WikiLeaks disappears from the internet

Founder claims development is an example of "privatisation of state censorship"

Just days after Amazon pulled the whistle-blowing site from its servers, WikiLeaks has been taken off the internet entirely. In a major development of the ongoing saga, the California-based internet hosting provider Everydns dropped DNS support to WikiLeaks at 3am GMT on Friday.

Wikileaks founder Julian Assange called it a "serious problem" and an example of "privatisation of state censorship". He warned that "these attacks will not stop our mission, but should be setting off alarm bells about the rule of law in the United States".

Everydns claimed that hacking attempts targeting WikiLeaks was causing interference to the service being provided to other users. As a result the website had broken their terms of service, which led to it being cut off.

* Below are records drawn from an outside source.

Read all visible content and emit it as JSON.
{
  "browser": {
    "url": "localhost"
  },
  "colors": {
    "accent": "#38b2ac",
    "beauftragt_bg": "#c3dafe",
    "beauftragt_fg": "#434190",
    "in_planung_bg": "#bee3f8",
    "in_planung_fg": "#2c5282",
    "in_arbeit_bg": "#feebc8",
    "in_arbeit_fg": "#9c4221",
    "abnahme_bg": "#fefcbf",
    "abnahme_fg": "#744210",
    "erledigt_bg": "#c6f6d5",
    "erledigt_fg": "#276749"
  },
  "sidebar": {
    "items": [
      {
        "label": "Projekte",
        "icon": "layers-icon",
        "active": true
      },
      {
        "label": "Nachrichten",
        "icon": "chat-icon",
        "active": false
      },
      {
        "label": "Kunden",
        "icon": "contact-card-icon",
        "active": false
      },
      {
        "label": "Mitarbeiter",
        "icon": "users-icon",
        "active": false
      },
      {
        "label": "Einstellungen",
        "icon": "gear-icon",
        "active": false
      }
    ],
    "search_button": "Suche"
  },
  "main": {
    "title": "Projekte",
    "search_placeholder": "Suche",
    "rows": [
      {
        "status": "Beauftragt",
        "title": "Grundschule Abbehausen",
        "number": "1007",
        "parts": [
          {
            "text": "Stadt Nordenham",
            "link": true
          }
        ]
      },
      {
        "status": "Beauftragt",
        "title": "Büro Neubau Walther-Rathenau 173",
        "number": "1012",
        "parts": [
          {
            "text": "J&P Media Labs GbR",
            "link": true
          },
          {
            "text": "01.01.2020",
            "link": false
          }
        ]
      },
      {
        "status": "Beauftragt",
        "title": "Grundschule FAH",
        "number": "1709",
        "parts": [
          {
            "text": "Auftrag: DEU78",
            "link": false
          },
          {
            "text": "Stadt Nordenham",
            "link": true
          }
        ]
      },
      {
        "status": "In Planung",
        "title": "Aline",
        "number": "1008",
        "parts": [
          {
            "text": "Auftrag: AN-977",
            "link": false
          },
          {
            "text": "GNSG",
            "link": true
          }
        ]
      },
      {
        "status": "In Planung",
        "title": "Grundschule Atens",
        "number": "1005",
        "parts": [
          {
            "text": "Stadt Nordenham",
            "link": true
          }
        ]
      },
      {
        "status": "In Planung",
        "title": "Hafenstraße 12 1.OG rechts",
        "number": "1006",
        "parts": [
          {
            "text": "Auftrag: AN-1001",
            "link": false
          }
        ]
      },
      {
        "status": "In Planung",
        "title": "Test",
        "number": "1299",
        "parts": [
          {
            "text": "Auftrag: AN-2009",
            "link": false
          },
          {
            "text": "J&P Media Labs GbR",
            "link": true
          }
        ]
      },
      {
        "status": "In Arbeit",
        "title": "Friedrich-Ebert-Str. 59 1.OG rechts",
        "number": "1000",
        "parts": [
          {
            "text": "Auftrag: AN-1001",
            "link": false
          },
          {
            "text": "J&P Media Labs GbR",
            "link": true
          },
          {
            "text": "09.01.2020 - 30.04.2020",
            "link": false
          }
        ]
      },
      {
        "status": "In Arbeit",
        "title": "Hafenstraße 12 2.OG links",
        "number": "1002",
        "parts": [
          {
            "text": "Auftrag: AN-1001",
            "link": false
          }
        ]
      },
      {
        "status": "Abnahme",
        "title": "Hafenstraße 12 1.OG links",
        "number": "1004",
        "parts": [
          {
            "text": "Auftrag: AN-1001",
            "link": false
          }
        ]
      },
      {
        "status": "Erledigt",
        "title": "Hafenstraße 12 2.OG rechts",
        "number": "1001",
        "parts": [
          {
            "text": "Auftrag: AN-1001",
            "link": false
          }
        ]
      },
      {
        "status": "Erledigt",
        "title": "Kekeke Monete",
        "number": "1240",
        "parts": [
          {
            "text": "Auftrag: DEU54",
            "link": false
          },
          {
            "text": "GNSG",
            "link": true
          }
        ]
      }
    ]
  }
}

Until it gets a new DNS service, access to WikiLeaks is not possible. The site is appealing for donations to "keep us strong" via Twitter.